E3 is right around the corner, with the Microsoft conference on June 10. Maybe that's where all of the Xbox One games are hiding, along with the console's indie plan. We asked a handful of indie developers what Microsoft's presentation today said to them specifically, and what they want to see at E3. Below we have responses from Rami Ismail of Ridiculous Fishing fame, Octodad's Philip Tibitoski, DLC Quest's Ben Kane, Charlie Murder's James Silva, Retro City Rampage's Brian Provinciano and Fez's Phil Fish.
"We think it's interesting that Microsoft is taking the Xbox away from gaming as its core business, but it was sort of weird watching this event go down. We did see some indie developers in the opening video, so there obviously is an indie strategy somewhere, but I don't think we know a thing about Xbox One and gaming – they still have to show their hand with regards to that at E3. The whole presentation felt sort of awkward, but the D-pad looks really nice. Sadly, at this point the thing we're looking forward to most for the Xbox One is Skype on our TV."
"As an indie and developer the Xbox One reveal didn't really say anything to me. The stuff with fantasy sports is cool and all, but I was more interested in seeing how the marketplace/store might have changed or how discovery was being handled. This reveal was for a different audience and I'll be interested to see what they talk about at E3 when they're ready to talk software.
"Are they opening up avenues for smaller developers? We've seen efforts from the other big players like Steam Greenlight, or what Sony has been up to with PS3 and Vita, or even the recent announcements of PS4 indies like Hohokum. Mobile is open and Sony is opening up while making developer-related processes more simplistic to focus on games. What exactly is Microsoft planning for this to be on parity with others? I can't tell from what they've revealed so far, except that there are smaller developers shown in the opening video reel."
"While it wasn't the content I hoped to learn about, I do accept that Microsoft's living room strategy has many facets beyond gaming, and that's what today was about. I'll wait to hear more about Xbox Live, digital distribution, the marketplace, and where indies fit in. I don't think there was a message here for indie developers, but I also don't read anything nefarious from that. The presentation was simply directed at a different aspect of 'living room entertainment.'

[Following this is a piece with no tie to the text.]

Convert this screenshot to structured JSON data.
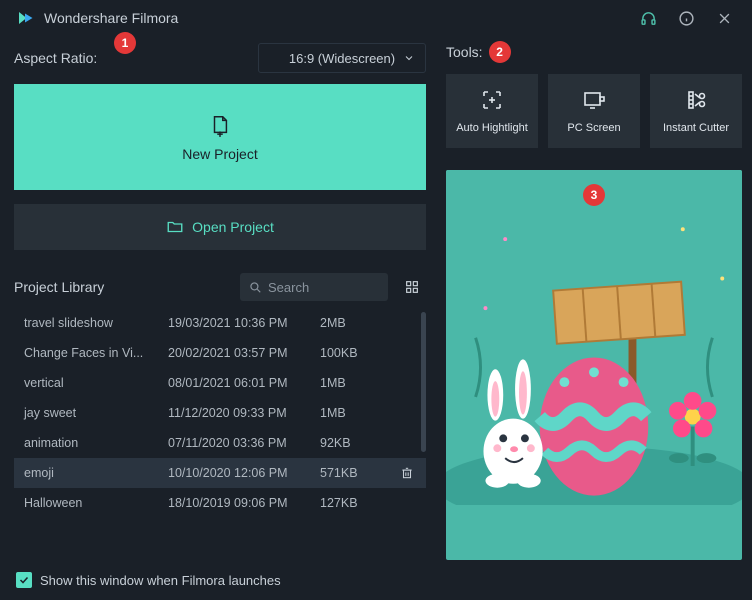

"An Xbox Live Indie Games successor, whether direct (a premium-but-open service where anyone can make and sell games) or spiritual (a more open XBLA-style partnership hopefully with a much lower barrier for entry) would be at the top of my list for things I'd like to see at the E3 presentation."
"As a consumer, I'm excited. We use an Xbox 360 as an entertainment hub anyway, so getting a more robust, snappier version of that is a win. And lag-free Kinect is something I really, really wanted the instant Kinect 1.0 debuted, so that's great.
"As a developer of semi-simple 2D indie games, I'm looking forward to playing with one, though our style isn't going anywhere – it'll just end up with some more gratuitously excessive particle systems."
"Their intention from the first Xbox was to own the living room, and the evolution of the 360 showed this trajectory in motion. The Xbox One is them realizing this vision. The problem is, they're leaving core gamers behind. You would've thought that the reaction to their E3 2012 press conference would've been a wake up call, but they're on a different course. They see more money in general entertainment, media and ads than core gamers. They see dollar signs with subscription fees. They want the revenue stream that cable providers and phone carriers have been enjoying. I'm certain that the Xbox One will launch with the base price plus a 2 - 3 year contract. The unfortunate thing about this is that many consumers will be fooled by the lower price point, even though they'll end up paying more in the long run.
"They're preaching TV services to gamers and gamer press, the exact group of people who will be least receptive to it. Microsoft's direction isn't in line with E3, it's in line with CES.
"Despite delaying their announcement a month, they still failed to capitalize on the opportunity to recalibrate after the PS4 announcement. I'm quite surprised by how limited their attempts were to one-up the PS4.
"Prior to this conference, I was expecting that at least during the E3 presentation, Microsoft would pander to indies in some way. They remain the only platform which prevents self-publishing. I wouldn't expect anything other than just talk from them, but I was expecting them to address indies nonetheless. However, after this, I could see them leaving indies out completely. After all, they have their eye on the average consumer, not the core gamer. Average consumers aren't as versed in the 'indie' game scene."
"What a giant load of shit that was! All buzzwords! They talked for an hour and basically said nothing. What does 'always ready' mean?"
Fish shares his frustration with the world on Twitter, too: "There was absolutely nothing relevant to me in that presser. Nothing about digital distribution or indies. Nothing at all." And this tweet, which we'll let you read on your own time, preferably when you're not at work.